    WHEN GUS VAN SANT’S ELEPHANT was awarded the Palme d’Or at Cannes last May, it was taken by some Americans on the scene as a backhanded gesture. At a festival haunted by echoes of European-American tensions over the war in Iraq it was hardly surprising that the honoring of yet another movie about the Columbine massacre (a year after the same prize had gone to Michael Moore’s Bowling for Columbine) might look like a deliberate statement about America as seen through European eyes: psychotic, gun-crazy, on the edge of meltdown. The irony is that, judged as a movie about the Columbine shootings,

  • Geoffrey O’Brien on The Man Without a Past

    “MY HEAD’S DAMAGED somehow. I don’t even remember who I am.”

    “My, that’s bad. Care for a cup of coffee?”

    This snatch of dialogue sums up quite well the clipped and unflappable tone of Finnish filmmaker Aki Kaurismäki’s sixteenth feature, The Man Without a Past, a movie where, within the first three minutes, the worst has already happened: After a few tranquil establishing shots just detailed enough to let us surmise that a stranger is arriving in a city by train, the unknown man whose acquaintance we have only just made sits on a bench and without a pause is accosted by skinheads, who knock him

  • PAST PERFECT: TODD HAYNES

    In anticipation of the release this month of Far from Heaven, TODD HAYNES’s eagerly awaited homage to Douglas Sirk, GEOFFREY O’BRIEN visited the director at his home in Portland, Oregon, where they discussed Haynes’s canny redeployment of the syntax of ’50s cinema.

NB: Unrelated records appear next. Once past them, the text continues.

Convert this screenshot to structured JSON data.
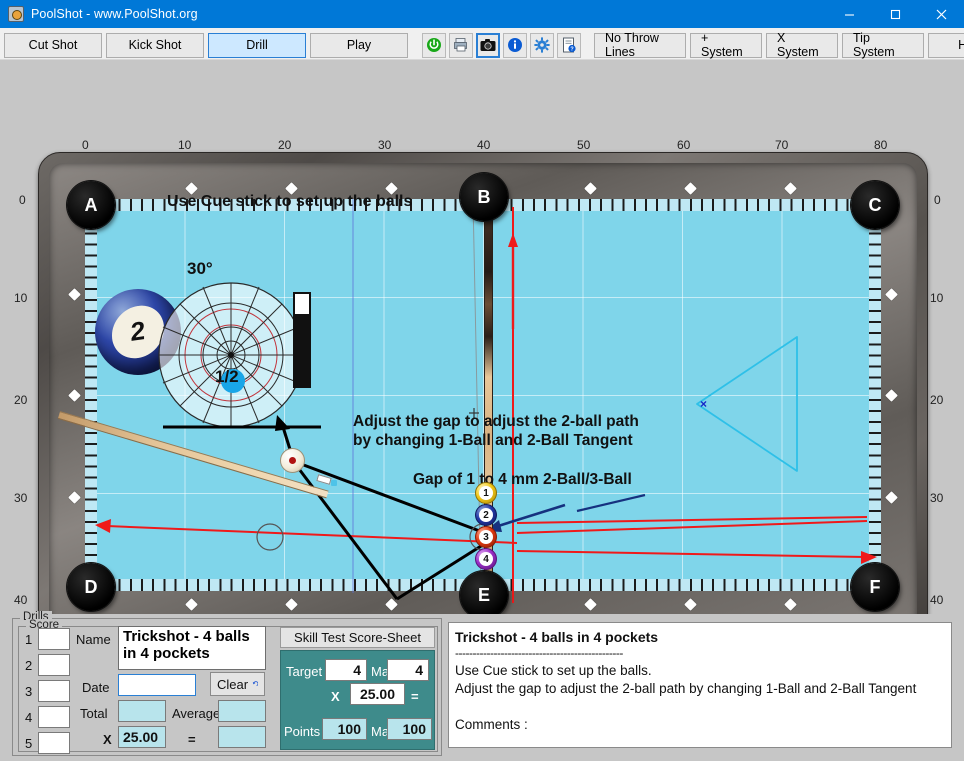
{
  "window": {
    "title": "PoolShot - www.PoolShot.org",
    "icon": "poolshot-logo-icon",
    "minimize": "—",
    "maximize": "▢",
    "close": "✕"
  },
  "toolbar": {
    "modes": [
      {
        "label": "Cut Shot",
        "active": false
      },
      {
        "label": "Kick Shot",
        "active": false
      },
      {
        "label": "Drill",
        "active": true
      },
      {
        "label": "Play",
        "active": false
      }
    ],
    "icons": [
      {
        "name": "power-icon",
        "glyph": "⏻",
        "color": "#1aa11a",
        "selected": false
      },
      {
        "name": "print-icon",
        "glyph": "🖶",
        "color": "#4a5a6a",
        "selected": false
      },
      {
        "name": "camera-icon",
        "glyph": "▣",
        "color": "#1a1a1a",
        "selected": true
      },
      {
        "name": "info-icon",
        "glyph": "i",
        "color": "#0a5bd3",
        "selected": false
      },
      {
        "name": "settings-gear-icon",
        "glyph": "✷",
        "color": "#2a7fd4",
        "selected": false
      },
      {
        "name": "help-document-icon",
        "glyph": "▤",
        "color": "#4a5a6a",
        "selected": false
      }
    ],
    "systems": [
      {
        "label": "No Throw Lines"
      },
      {
        "label": "+ System"
      },
      {
        "label": "X System"
      },
      {
        "label": "Tip System"
      },
      {
        "label": "Help"
      }
    ]
  },
  "table": {
    "top_ruler": [
      "0",
      "10",
      "20",
      "30",
      "40",
      "50",
      "60",
      "70",
      "80"
    ],
    "left_ruler": [
      "0",
      "10",
      "20",
      "30",
      "40"
    ],
    "right_ruler": [
      "0",
      "10",
      "20",
      "30",
      "40"
    ],
    "pockets": [
      "A",
      "B",
      "C",
      "D",
      "E",
      "F"
    ],
    "annotations": {
      "setup": "Use Cue stick to set up the balls",
      "angle": "30°",
      "fraction": "1/2",
      "adjust_line1": "Adjust the gap to adjust the 2-ball path",
      "adjust_line2": "by changing 1-Ball and 2-Ball Tangent",
      "gap": "Gap of 1 to 4 mm 2-Ball/3-Ball"
    },
    "balls": [
      {
        "num": "1",
        "color": "#f2c818"
      },
      {
        "num": "2",
        "color": "#2438a8"
      },
      {
        "num": "3",
        "color": "#e23a10"
      },
      {
        "num": "4",
        "color": "#9b30c8"
      }
    ],
    "object_ball": {
      "num": "2",
      "color": "#2438a8"
    },
    "cue_ball_marker": "cue-ball",
    "rack_marker": "×",
    "colors": {
      "cloth": "#7fd5ea",
      "rail": "#6a6561",
      "pocket": "#000000",
      "aim_line_red": "#ef1a1a",
      "tangent_black": "#000000",
      "rack_cyan": "#2ec0e8",
      "arrow_navy": "#16317f"
    }
  },
  "bottom": {
    "drills_group": "Drills",
    "score_group": "Score",
    "rows": [
      "1",
      "2",
      "3",
      "4",
      "5"
    ],
    "row_values": [
      "",
      "",
      "",
      "",
      ""
    ],
    "name_label": "Name",
    "name_value": "Trickshot - 4 balls in 4 pockets",
    "date_label": "Date",
    "date_value": "",
    "clear_label": "Clear",
    "clear_icon": "undo-arrow-icon",
    "total_label": "Total",
    "total_value": "",
    "average_label": "Average",
    "average_value": "",
    "multiply_label": "X",
    "multiplier_value": "25.00",
    "equals_label": "=",
    "result_value": "",
    "skill_header": "Skill Test Score-Sheet",
    "target_label": "Target",
    "target_value": "4",
    "target_max_label": "Max",
    "target_max_value": "4",
    "teal_multiply_label": "X",
    "teal_multiplier_value": "25.00",
    "teal_equals_label": "=",
    "points_label": "Points",
    "points_value": "100",
    "points_max_label": "Max",
    "points_max_value": "100",
    "description": {
      "title": "Trickshot - 4 balls in 4 pockets",
      "rule": "------------------------------------------------",
      "line1": "Use Cue stick to set up the balls.",
      "line2": "Adjust the gap to adjust the 2-ball path by changing 1-Ball and 2-Ball Tangent",
      "comments_label": "Comments :"
    }
  }
}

    Seen from one angle, Todd Haynes’s Far from Heaven is a cunningly precise pastiche of a movie Douglas Sirk might have made in 1958—if, that is, Universal Studios had been prepared to release a movie bearing on homosexuality, interracial romance, and the civil rights movement. Right from the start—as the camera descends through autumn

  • Noblesse Obliged: Geoffrey O’Brien on Eric Rohmer

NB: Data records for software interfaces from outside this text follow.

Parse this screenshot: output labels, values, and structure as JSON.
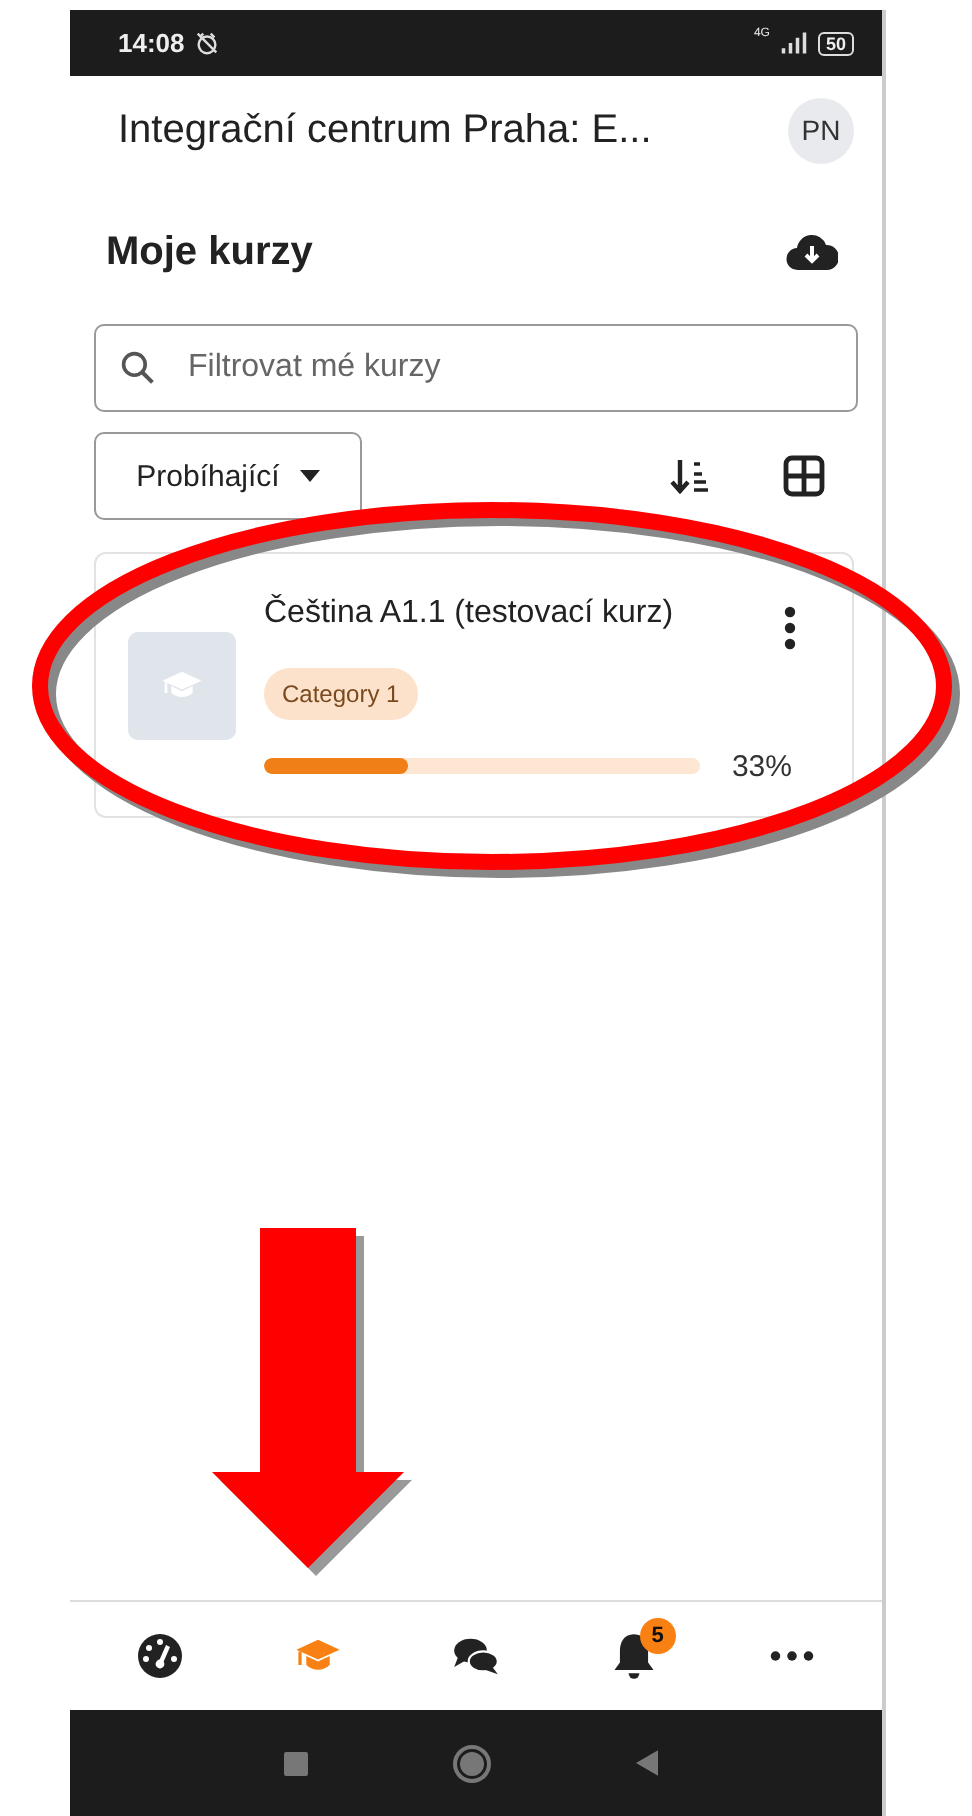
{
  "status_bar": {
    "time": "14:08",
    "network": "4G",
    "battery": "50"
  },
  "header": {
    "title": "Integrační centrum Praha: E...",
    "avatar": "PN"
  },
  "page_title": "Moje kurzy",
  "search": {
    "placeholder": "Filtrovat mé kurzy"
  },
  "filter": {
    "value": "Probíhající"
  },
  "courses": [
    {
      "title": "Čeština A1.1 (testovací kurz)",
      "category": "Category 1",
      "level": 0.33,
      "progress": "33%"
    }
  ],
  "bottom_nav": [
    {
      "kind": "dashboard",
      "selected": false
    },
    {
      "kind": "courses",
      "selected": true
    },
    {
      "kind": "messages",
      "selected": false
    },
    {
      "kind": "notifications",
      "selected": false,
      "badge": "5"
    },
    {
      "kind": "more",
      "selected": false
    }
  ],
  "annotations": {
    "highlight_ellipse": true,
    "arrow": true
  }
}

    THAT ERIC ROHMER, NOW EIGHTY-TWO, should embark on a technically innovative film set during the French Revolution underscores the quiet experimentalism of his filmmaking, an experimentalism sometimes indistinguishable from a return to the earliest cinematic sources. Anyone might have adapted the 1801 memoirs of British aristocrat Grace Dalrymple Elliott, with their account of her troubled friendship with her former lover the duke of Orléans—she a fervent monarchist, he a radicalized aristocrat—and the dangers she experienced during the Revolution; the story, with its succession of escapes and

  • PROSE AND CONS: PAULINE KAEL

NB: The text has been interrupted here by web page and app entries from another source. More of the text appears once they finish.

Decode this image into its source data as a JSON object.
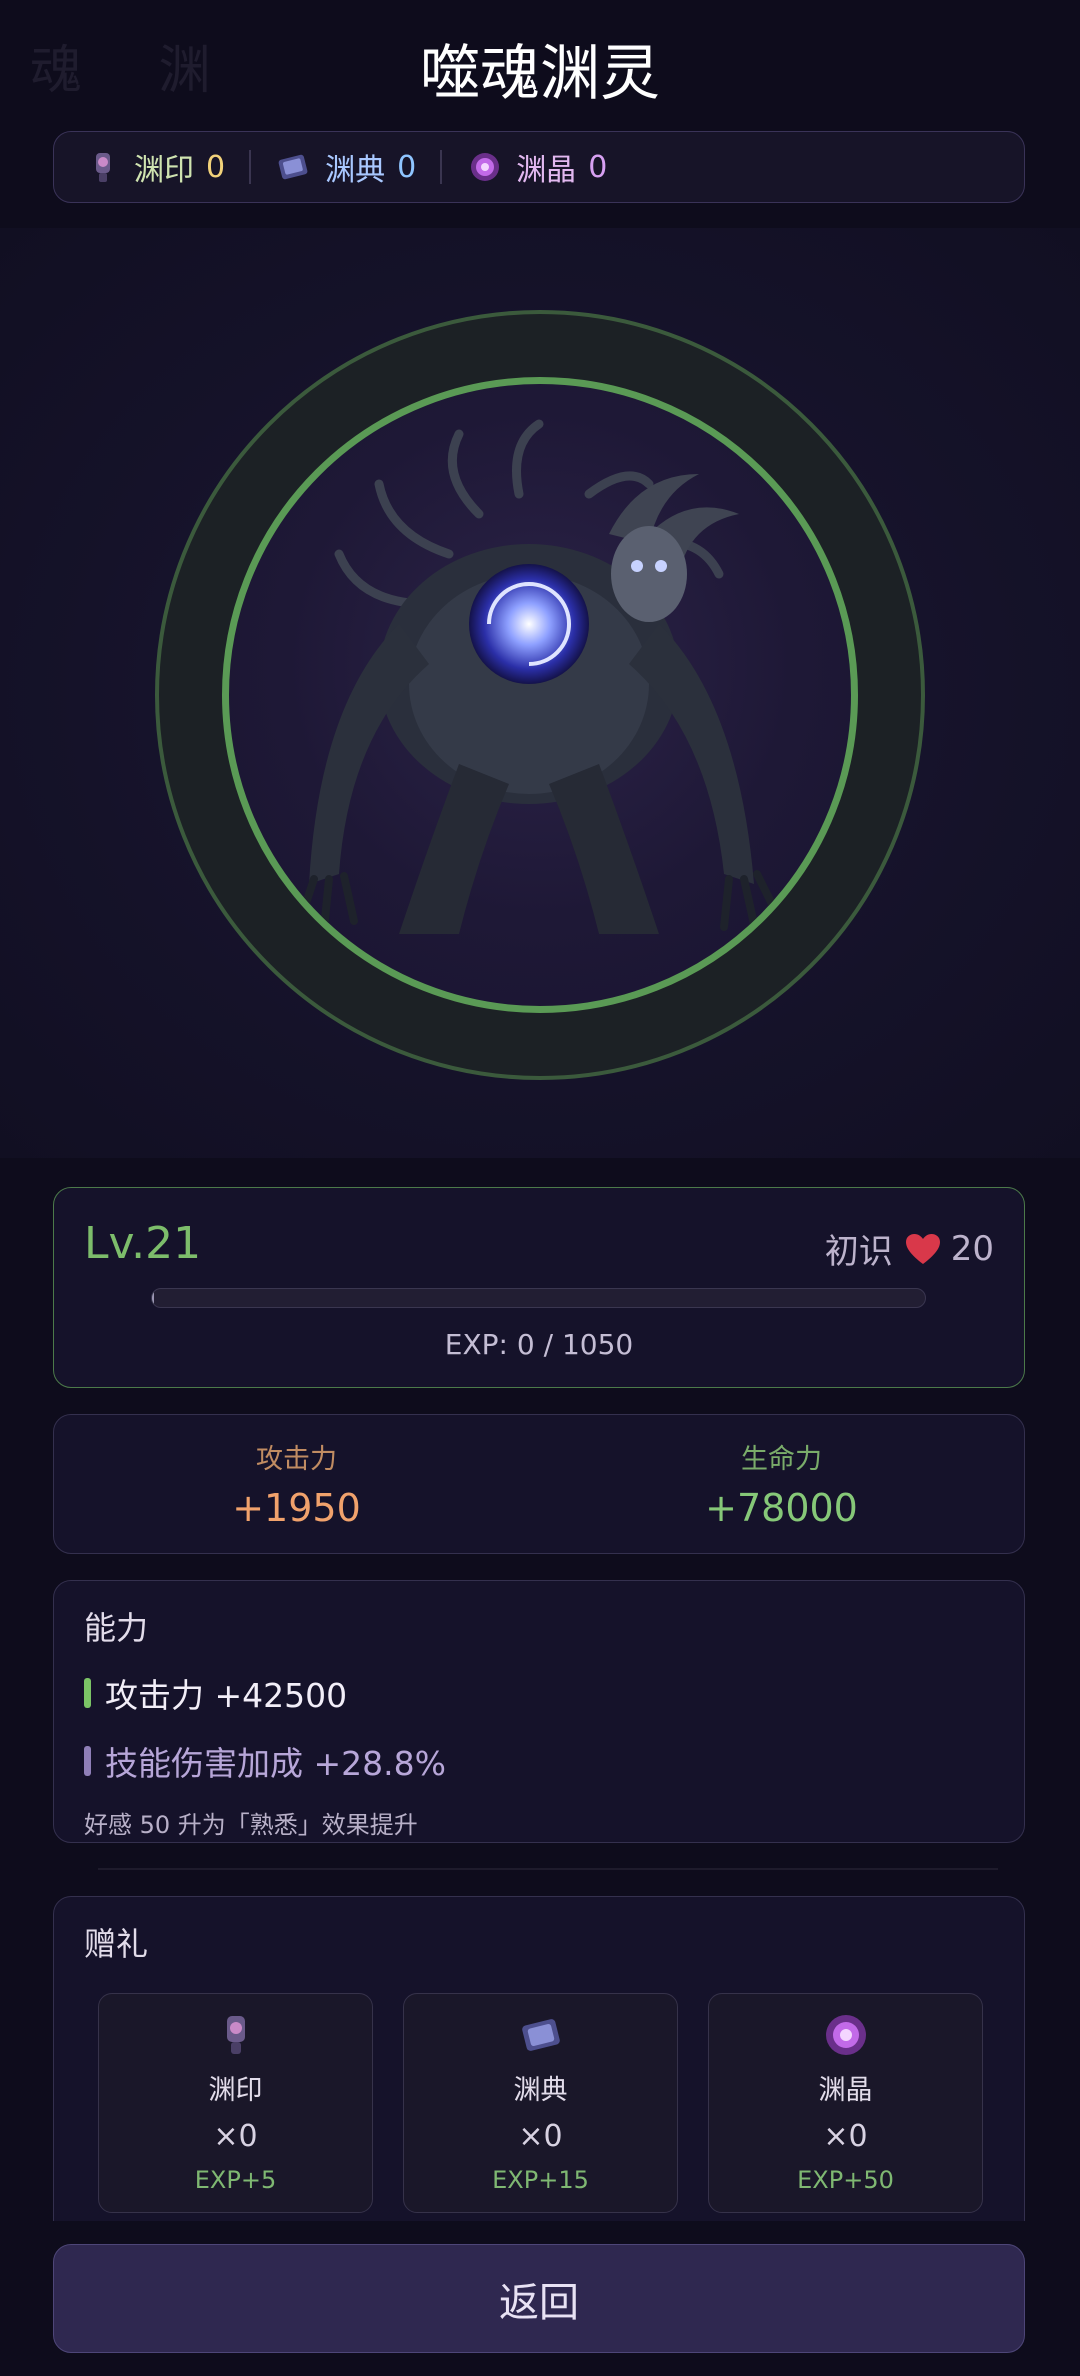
{
  "page": {
    "title": "噬魂渊灵",
    "background_watermark": "魂 渊"
  },
  "currencies": [
    {
      "icon": "seal-icon",
      "label": "渊印",
      "value": "0"
    },
    {
      "icon": "book-icon",
      "label": "渊典",
      "value": "0"
    },
    {
      "icon": "crystal-icon",
      "label": "渊晶",
      "value": "0"
    }
  ],
  "level_card": {
    "level": "Lv.21",
    "affinity_label": "初识",
    "affinity_value": "20",
    "exp_text": "EXP: 0 / 1050",
    "exp_progress": 0
  },
  "stats": {
    "attack_label": "攻击力",
    "attack_value": "+1950",
    "hp_label": "生命力",
    "hp_value": "+78000"
  },
  "ability": {
    "title": "能力",
    "lines": [
      "攻击力 +42500",
      "技能伤害加成 +28.8%"
    ],
    "note": "好感 50 升为「熟悉」效果提升"
  },
  "gifts": {
    "title": "赠礼",
    "items": [
      {
        "icon": "seal-icon",
        "name": "渊印",
        "count": "×0",
        "exp": "EXP+5"
      },
      {
        "icon": "book-icon",
        "name": "渊典",
        "count": "×0",
        "exp": "EXP+15"
      },
      {
        "icon": "crystal-icon",
        "name": "渊晶",
        "count": "×0",
        "exp": "EXP+50"
      }
    ]
  },
  "back_button": "返回",
  "colors": {
    "accent_green": "#5a9a55",
    "attack": "#f1a26c",
    "hp": "#86c878",
    "heart": "#d9384a"
  }
}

    Pauline Kael, the New Yorker’s film critic from 1968 until 1991 (save for a brief hiatus in 1978, when she took a short-lived job at a Hollywood studio), died on September 3, 2001. With all of the predictable eulogizing behind us, we asked five critics—Gary Indiana, Annette Michelson, Geoffrey O’Brien, Paul Schrader, and Craig Seligman—to step back and take the long view on Kael’s celebrated if contentious career. Contributing editor Greil Marcus leads off by introducing Kael’s first published essay—inexplicably excluded from her eleven collections of reviews—which we reprint here in its

  • The Man Who Wasn’t There

    IN MICHAEL POWELL’S 1946 fantasy A Matter of Life and Death, the celestial messenger who shuttles between a monochrome afterlife and a color-saturated mortal sphere remarks: “One is starved for Technicolor up there.” Now that all movies are in color (even if it’s color mostly lacking the deep dyes Powell worked with), a different lament emerges: One is starved for black-and-white down here. For that reason alone Joel and Ethan Coen’s The Man Who Wasn’t There provides sustained pleasure. This ostensible homage to film noir doubles as homage to noir et blanc, the only appropriate medium for evoking